Activity: Whenever a line in the entries below contains "username", copy that line.

[Records for this task]

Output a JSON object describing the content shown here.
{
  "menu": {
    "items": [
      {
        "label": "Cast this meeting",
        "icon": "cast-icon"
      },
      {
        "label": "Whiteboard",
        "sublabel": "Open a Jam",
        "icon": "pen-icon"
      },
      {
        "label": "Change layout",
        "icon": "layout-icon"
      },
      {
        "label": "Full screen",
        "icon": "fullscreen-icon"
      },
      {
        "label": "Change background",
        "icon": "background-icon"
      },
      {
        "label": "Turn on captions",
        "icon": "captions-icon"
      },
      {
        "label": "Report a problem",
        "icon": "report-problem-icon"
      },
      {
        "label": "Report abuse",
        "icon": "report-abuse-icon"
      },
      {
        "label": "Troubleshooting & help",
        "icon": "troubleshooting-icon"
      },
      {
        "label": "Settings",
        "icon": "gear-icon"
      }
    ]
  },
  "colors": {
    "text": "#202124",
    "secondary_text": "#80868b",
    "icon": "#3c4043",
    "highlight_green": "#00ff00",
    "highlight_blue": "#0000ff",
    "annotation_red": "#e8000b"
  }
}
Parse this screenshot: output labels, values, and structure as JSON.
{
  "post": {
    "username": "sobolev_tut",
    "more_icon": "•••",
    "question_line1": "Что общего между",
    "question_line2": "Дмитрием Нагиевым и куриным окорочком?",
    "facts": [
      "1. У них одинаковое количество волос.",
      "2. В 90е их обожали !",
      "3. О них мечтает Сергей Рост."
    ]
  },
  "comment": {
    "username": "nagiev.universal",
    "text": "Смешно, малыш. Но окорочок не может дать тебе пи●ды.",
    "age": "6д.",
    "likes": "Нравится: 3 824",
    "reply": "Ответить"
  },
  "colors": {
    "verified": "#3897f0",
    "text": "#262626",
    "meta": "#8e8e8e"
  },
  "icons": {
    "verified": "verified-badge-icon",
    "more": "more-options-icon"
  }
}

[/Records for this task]

Reply:
    "username": "sobolev_tut",
    "username": "nagiev.universal",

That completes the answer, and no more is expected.